--- Work order ---
A word-for-word copy of the listing is required, and it must contain no pictures.

= Beginning of Section =

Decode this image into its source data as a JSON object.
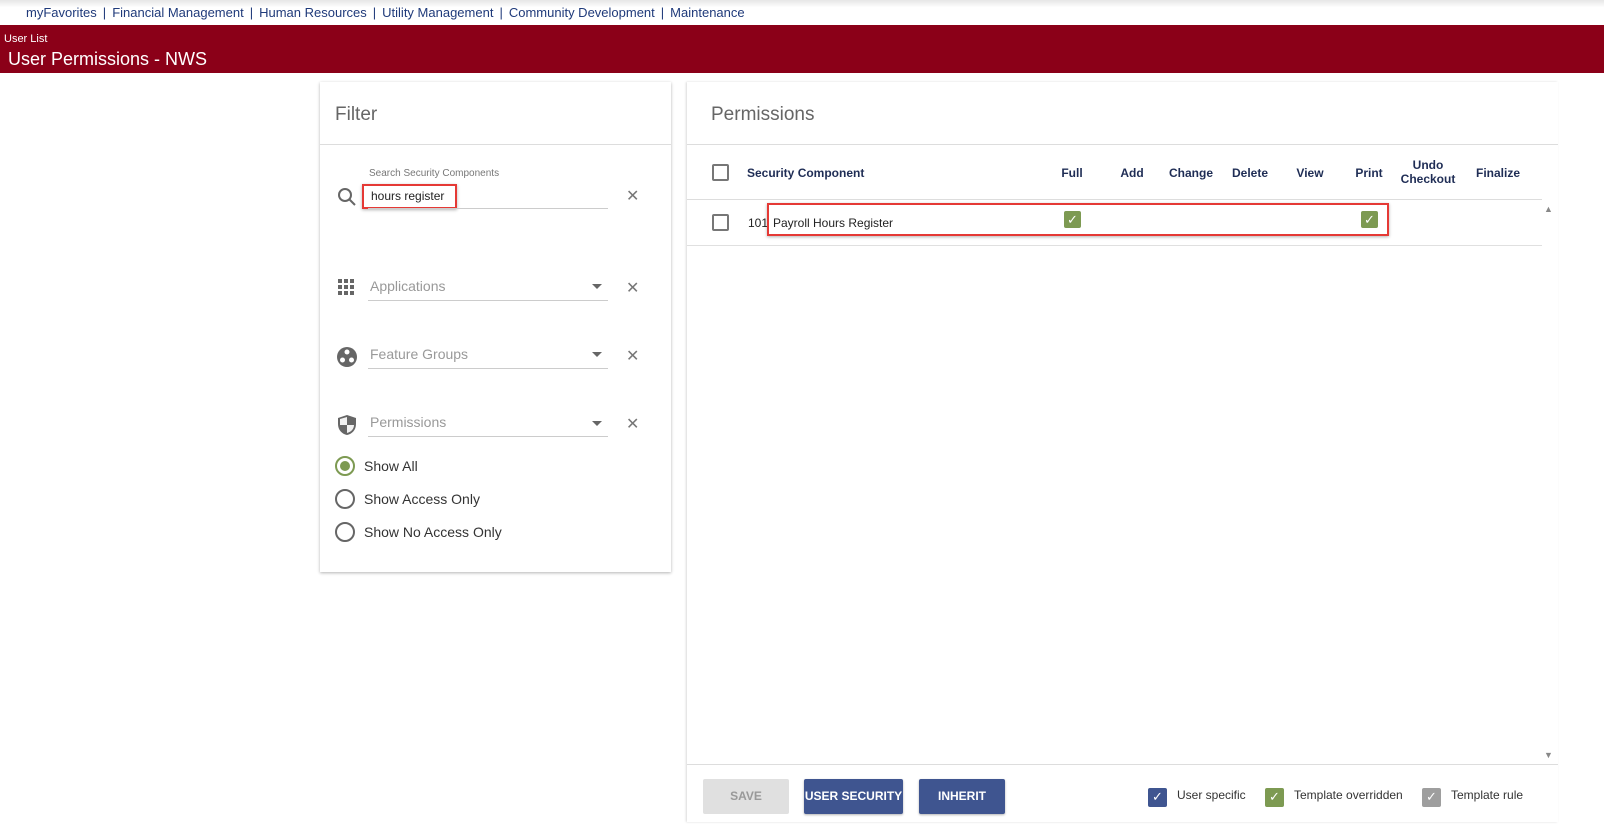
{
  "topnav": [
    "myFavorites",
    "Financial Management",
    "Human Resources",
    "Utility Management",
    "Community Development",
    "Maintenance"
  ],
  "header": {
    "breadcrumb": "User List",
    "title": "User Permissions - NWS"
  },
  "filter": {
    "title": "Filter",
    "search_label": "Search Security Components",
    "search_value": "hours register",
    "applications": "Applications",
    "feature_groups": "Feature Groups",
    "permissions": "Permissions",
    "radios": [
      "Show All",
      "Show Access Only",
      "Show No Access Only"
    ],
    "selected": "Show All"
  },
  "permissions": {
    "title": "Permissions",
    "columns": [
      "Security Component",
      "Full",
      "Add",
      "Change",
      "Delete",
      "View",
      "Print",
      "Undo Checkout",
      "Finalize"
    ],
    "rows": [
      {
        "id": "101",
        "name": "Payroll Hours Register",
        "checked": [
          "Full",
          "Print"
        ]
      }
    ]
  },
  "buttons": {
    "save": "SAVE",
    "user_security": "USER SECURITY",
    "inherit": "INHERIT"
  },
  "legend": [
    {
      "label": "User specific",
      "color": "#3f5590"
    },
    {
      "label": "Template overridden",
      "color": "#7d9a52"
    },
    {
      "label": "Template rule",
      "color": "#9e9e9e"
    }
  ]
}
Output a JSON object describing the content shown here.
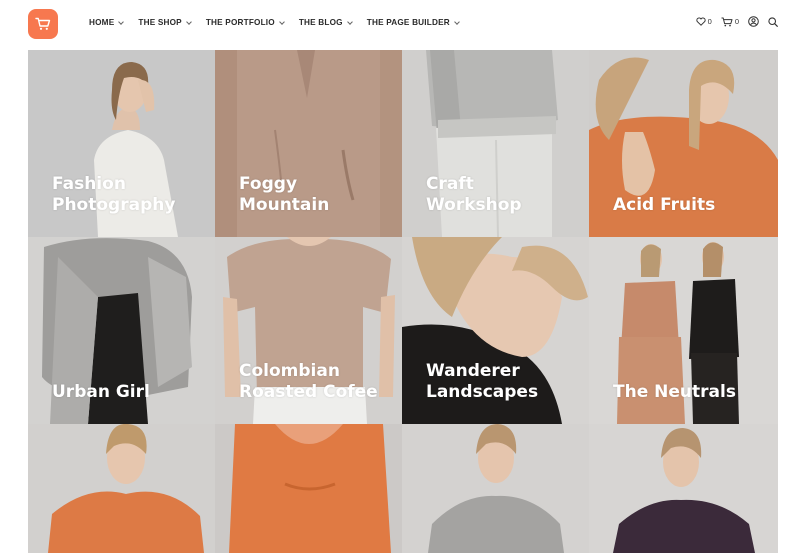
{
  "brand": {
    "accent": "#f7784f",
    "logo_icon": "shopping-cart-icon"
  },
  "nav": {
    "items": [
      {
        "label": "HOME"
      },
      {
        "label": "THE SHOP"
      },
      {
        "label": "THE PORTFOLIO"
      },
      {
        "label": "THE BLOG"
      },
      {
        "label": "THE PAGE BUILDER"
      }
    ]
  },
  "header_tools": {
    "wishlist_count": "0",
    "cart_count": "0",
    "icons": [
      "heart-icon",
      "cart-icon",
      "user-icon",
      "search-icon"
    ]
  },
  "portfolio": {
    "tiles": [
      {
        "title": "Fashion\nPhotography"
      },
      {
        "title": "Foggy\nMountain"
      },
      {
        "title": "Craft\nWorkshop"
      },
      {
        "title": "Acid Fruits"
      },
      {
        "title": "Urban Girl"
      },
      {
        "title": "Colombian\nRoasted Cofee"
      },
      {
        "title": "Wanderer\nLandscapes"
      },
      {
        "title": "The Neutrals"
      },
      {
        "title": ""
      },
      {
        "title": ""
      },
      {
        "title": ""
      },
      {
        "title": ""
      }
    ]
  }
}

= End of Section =

--- Exercise solution ---
Decode this image into its source data as a JSON object.
{
  "topnav": [
    "myFavorites",
    "Financial Management",
    "Human Resources",
    "Utility Management",
    "Community Development",
    "Maintenance"
  ],
  "header": {
    "breadcrumb": "User List",
    "title": "User Permissions - NWS"
  },
  "filter": {
    "title": "Filter",
    "search_label": "Search Security Components",
    "search_value": "hours register",
    "applications": "Applications",
    "feature_groups": "Feature Groups",
    "permissions": "Permissions",
    "radios": [
      "Show All",
      "Show Access Only",
      "Show No Access Only"
    ],
    "selected": "Show All"
  },
  "permissions": {
    "title": "Permissions",
    "columns": [
      "Security Component",
      "Full",
      "Add",
      "Change",
      "Delete",
      "View",
      "Print",
      "Undo Checkout",
      "Finalize"
    ],
    "rows": [
      {
        "id": "101",
        "name": "Payroll Hours Register",
        "checked": [
          "Full",
          "Print"
        ]
      }
    ]
  },
  "buttons": {
    "save": "SAVE",
    "user_security": "USER SECURITY",
    "inherit": "INHERIT"
  },
  "legend": [
    {
      "label": "User specific",
      "color": "#3f5590"
    },
    {
      "label": "Template overridden",
      "color": "#7d9a52"
    },
    {
      "label": "Template rule",
      "color": "#9e9e9e"
    }
  ]
}
Output a JSON object describing the content shown here.
{
  "brand": {
    "accent": "#f7784f",
    "logo_icon": "shopping-cart-icon"
  },
  "nav": {
    "items": [
      {
        "label": "HOME"
      },
      {
        "label": "THE SHOP"
      },
      {
        "label": "THE PORTFOLIO"
      },
      {
        "label": "THE BLOG"
      },
      {
        "label": "THE PAGE BUILDER"
      }
    ]
  },
  "header_tools": {
    "wishlist_count": "0",
    "cart_count": "0",
    "icons": [
      "heart-icon",
      "cart-icon",
      "user-icon",
      "search-icon"
    ]
  },
  "portfolio": {
    "tiles": [
      {
        "title": "Fashion\nPhotography"
      },
      {
        "title": "Foggy\nMountain"
      },
      {
        "title": "Craft\nWorkshop"
      },
      {
        "title": "Acid Fruits"
      },
      {
        "title": "Urban Girl"
      },
      {
        "title": "Colombian\nRoasted Cofee"
      },
      {
        "title": "Wanderer\nLandscapes"
      },
      {
        "title": "The Neutrals"
      },
      {
        "title": ""
      },
      {
        "title": ""
      },
      {
        "title": ""
      },
      {
        "title": ""
      }
    ]
  }
}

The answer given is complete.